• the week the doctor signs the medical certificate; or
• the week the doctor examines the gravely ill family member; or
• the week the family member became gravely ill, if the doctor can determine that date (for example, the date of the test results).
To find more go to:
14.How do I build my team?
Palliative care teams work together with your other doctors, you and your family. Close communication is very important. Remember the palliative care team is meant to provide support to you and your family during each step of an illness, so they will make every attempt communicate with you, your family and your other doctors as often as necessary.
The principal members of your team include a doctor, nurse and social work palliative care specialists. Massage therapists, pharmacists, nutritionists, chaplains and others may also be part of the team.
15. What are my rights when I am a caregiver?
At some point many people, in particular family members, are called on to be a caregiver when someone close to them as a serious, life-limiting illness. The responsibility for caregiving is easiest when shared, so caregivers need to reach out for support from other family members and friends whenever possible.
If you have legal power of care, you have the right to intervene on behalf of the person who is ill when they are unable.

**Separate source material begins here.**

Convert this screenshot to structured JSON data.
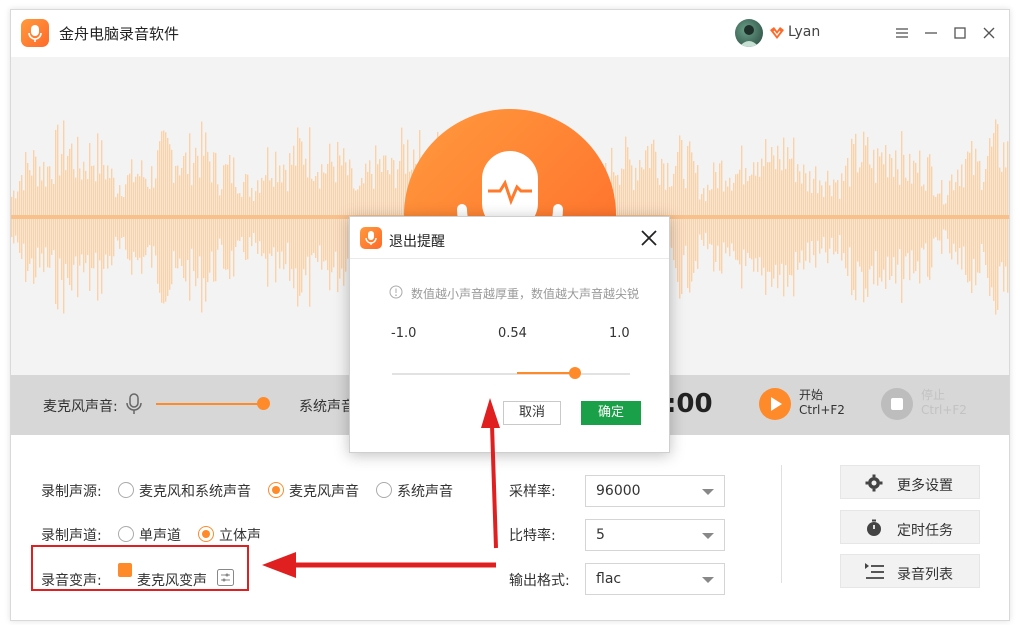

It is easiest if this is done in consultation with others, in particular family members, but the final decision is the responsibility of the person with power of care.
If the patients are capable of making their own decisions, you as caregiver can provide feedback to the patient, but they will have final decision making power. It is your right to speak honestly and clearly about what you can and cannot do in providing care, so that the proper supports can be put in place without anyone feeling overwhelmed or too burdened.
6. How do you empower a person/caregiver to ask/demand for proper palliative care?
When people/caregiver are dealing with the stress of a serious illness, they may be hesitant to ask for more assistance. It is important to help them to see that palliative care exists to assist people in need and that it will make this time in their life better for all involved. It is good to recommend they begin the conversation with their doctor, who can provide support and input on how to get their needs met.